One name he emphasized was Roberto Fazio—an Italian digital artist with a studio based in Bologna. Agnani called him, rather matter-of-factly, a “guru” in the field. Naturally you’re left to skeptically contemplate such lofty terms with a see-it-to-believe-it attitude, but a quick search through Fazio’s portfolio reveals why a guy as celebrated in the Italian visual arts scene as Agnani would throw laurels his way.
Not only has Fazio cultured his own aesthetic touch—a style that incorporates negative space as a lever to increase the incandescence of his grid-heavy projections—but he’s even helped make the tools of his craft more accessible to artist communities by creating 3D mapping computer programs and hosting 101-type workshops at festivals internationally.
Bottom image Sample schematics from Element.Map, a 3D mapping open source program.
Ryoji Ikeda + Carsten Nicolai “cyclo.id” at MOMA 2013
PopRally hosts the premiere U.S. performance of “cyclo.id.”, the collaborative project of artist/composers Ryoji Ikeda and Carsten Nicolai. Since their collaboration began in 1999, cyclo.’s work—live performances, CDs, books, and ongoing research—has focused on their shared interest in the visualization of sound. In conjunction with MoMA’s first major exhibition of sound art, Soundings: A Contemporary Score, in which Nicolai is a featured artist, the duo will stage a performance entitled cyclo.id. In a multisensory and immersive concert experience, cyclo. will perform against a backdrop of vibrant, ever-shifting visuals generated through real-time sound analysis.
Mantra II Unisono. Video & Mapping intervention by VjThai.
Exploring a universal frequency, where unity prevails. Beyond consciousness, the essence. _*_
MANTRA II is part of UNISONO, a series of ephemeral interventions of video & mapping by Roxana Barraza (VjThai) & Media Selectah.
…”part of the magic in the mantra consists in that you should not question about its meaning, because only then shall we trascend the fragmentary aspects of the conscious mind and perceive the subyacent unity…” _*_
This is the first IRL exhibition of MANTRA, as part of the first session THAIFHAI nomad gallery. It consisted of an audiovisual intervention by Roxana Barraza (VjThai) & Projection Mapping by Media Selectah, that took place only for one night at a space in Escuela Adolfo Prieto, Centro de las Artes. Parque Fundidora, Monterrey, México. APRIL 2014.

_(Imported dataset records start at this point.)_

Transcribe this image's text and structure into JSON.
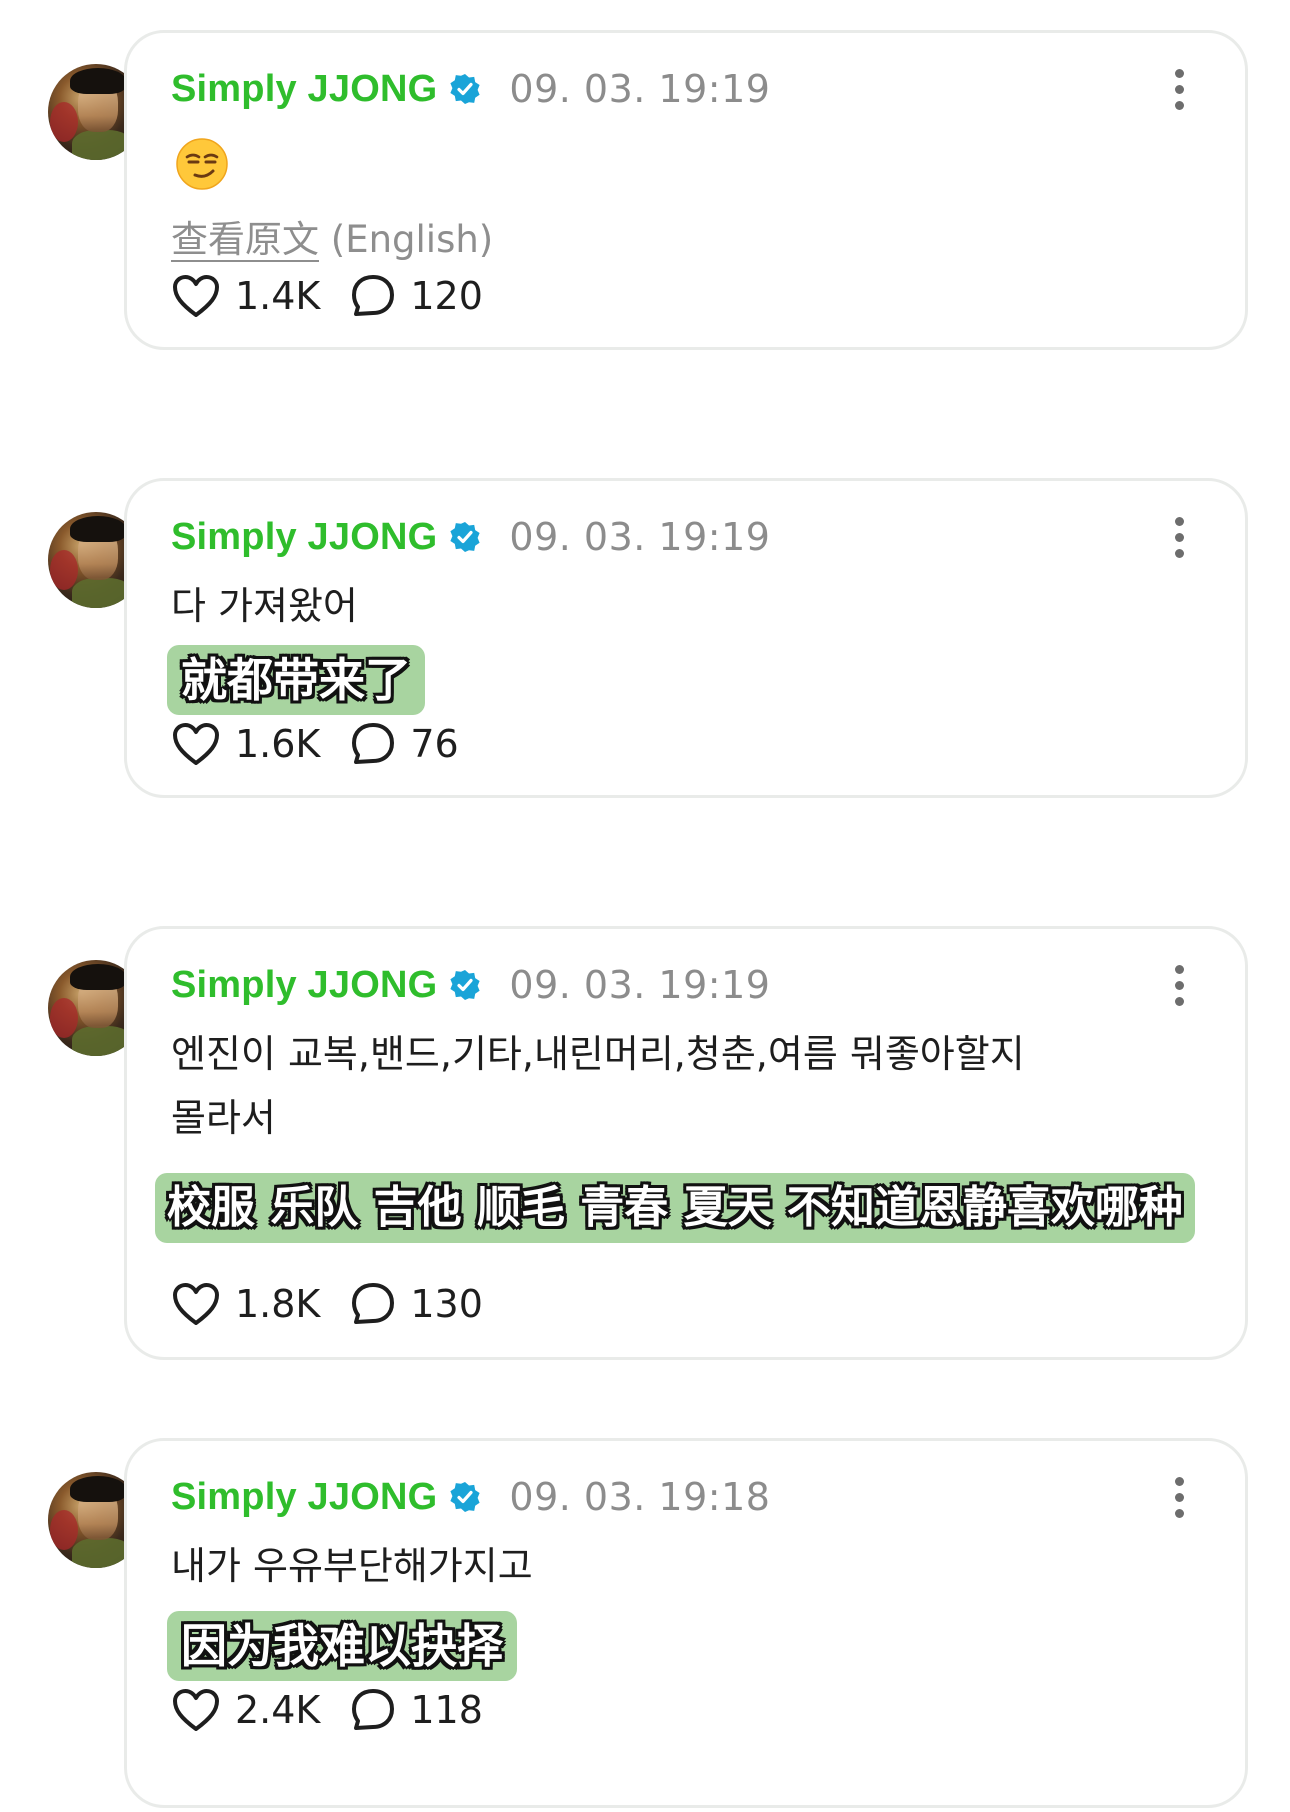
{
  "colors": {
    "name": "#2fbd2c",
    "verified": "#1aa4d8",
    "subtitle_bg": "#a8d4a0",
    "border": "#e9ebe9"
  },
  "posts": [
    {
      "author": "Simply JJONG",
      "verified_icon": "verified-badge-icon",
      "time": "09. 03. 19:19",
      "emoji": "smirking-face-emoji",
      "translate_link": "查看原文",
      "translate_lang": "(English)",
      "likes": "1.4K",
      "replies": "120"
    },
    {
      "author": "Simply JJONG",
      "time": "09. 03. 19:19",
      "text": "다 가져왔어",
      "subtitle": "就都带来了",
      "likes": "1.6K",
      "replies": "76"
    },
    {
      "author": "Simply JJONG",
      "time": "09. 03. 19:19",
      "text_line1": "엔진이 교복,밴드,기타,내린머리,청춘,여름 뭐좋아할지",
      "text_line2": "몰라서",
      "subtitle": "校服 乐队 吉他 顺毛 青春 夏天 不知道恩静喜欢哪种",
      "likes": "1.8K",
      "replies": "130"
    },
    {
      "author": "Simply JJONG",
      "time": "09. 03. 19:18",
      "text": "내가 우유부단해가지고",
      "subtitle": "因为我难以抉择",
      "likes": "2.4K",
      "replies": "118"
    }
  ]
}
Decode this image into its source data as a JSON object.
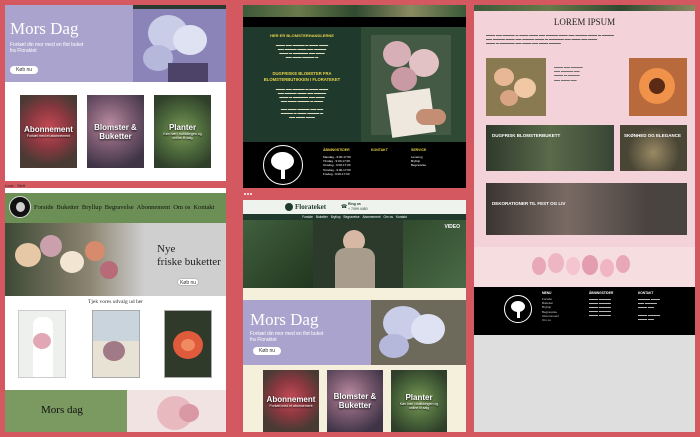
{
  "panel1": {
    "hero_title": "Mors Dag",
    "hero_sub": "Forkæl din mor med en flot buket fra Floraktet",
    "hero_button": "Køb nu",
    "tiles": [
      {
        "title": "Abonnement",
        "sub": "Forkæl med et abonnement"
      },
      {
        "title": "Blomster & Buketter",
        "sub": ""
      },
      {
        "title": "Planter",
        "sub": "Køn hæl i butikkingen og online til salg"
      }
    ]
  },
  "panel2": {
    "label": "Lock · Slett",
    "nav": [
      "Forside",
      "Buketter",
      "Bryllup",
      "Begravelse",
      "Abonnement",
      "Om os",
      "Kontakt"
    ],
    "hero_title_l1": "Nye",
    "hero_title_l2": "friske buketter",
    "hero_button": "Køb nu",
    "section_title": "Tjek vores udvalg ud her",
    "bottom_title": "Mors dag"
  },
  "panel3": {
    "header_title": "HER ER BLOMSTERHANDLERNE",
    "heading2": "DUGFRISKE BLOMSTER FRA BLOMSTERBUTIKKEN I FLORATEKET",
    "footer_cols": [
      "ÅBNINGSTIDER",
      "KONTAKT",
      "SERVICE"
    ],
    "hours": [
      "Mandag - 9:00-17:00",
      "Tirsdag - 9:00-17:00",
      "Onsdag - 9:00-17:00",
      "Torsdag - 9:00-17:00",
      "Fredag - 9:00-17:00"
    ],
    "service": [
      "Levering",
      "Bryllup",
      "Begravelse"
    ]
  },
  "panel4": {
    "brand": "Florateket",
    "phone_label": "Ring os",
    "phone": "+ 7099 4480",
    "nav": [
      "Forside",
      "Buketter",
      "Bryllup",
      "Begravelse",
      "Abonnement",
      "Om os",
      "Kontakt"
    ],
    "video_label": "VIDEO",
    "hero_title": "Mors Dag",
    "hero_sub": "Forkæl din mor med en flot buket fra Floraktet",
    "hero_button": "Køb nu",
    "tiles": [
      {
        "title": "Abonnement",
        "sub": "Forkæl med et abonnement"
      },
      {
        "title": "Blomster & Buketter",
        "sub": ""
      },
      {
        "title": "Planter",
        "sub": "Køn hæl i butikkingen og online til salg"
      }
    ]
  },
  "panel5": {
    "title": "LOREM IPSUM",
    "cards": [
      "DUGFRISK BLOMSTERBUKETT",
      "SKØNHED OG ELEGANCE",
      "DEKORATIONER TIL FEST OG LIV"
    ],
    "footer_cols": [
      "MENU",
      "ÅBNINGSTIDER",
      "KONTAKT"
    ],
    "menu": [
      "Forside",
      "Buketter",
      "Bryllup",
      "Begravelse",
      "Abonnement",
      "Om os"
    ]
  },
  "colors": {
    "frame": "#d4585f",
    "lavender": "#aaa3cd",
    "dark_green": "#1f3a2c",
    "nav_green": "#6b8f54",
    "pink": "#f3d3d9"
  }
}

Last year I wrote an article on FAD about my issues with video art, the mistakes being made with it and how it could be improved – have a read in the first in the series of what’s wrong with video art? But now something else is gaining favour in the world of art and the moving image, and that is the multi-screen installation.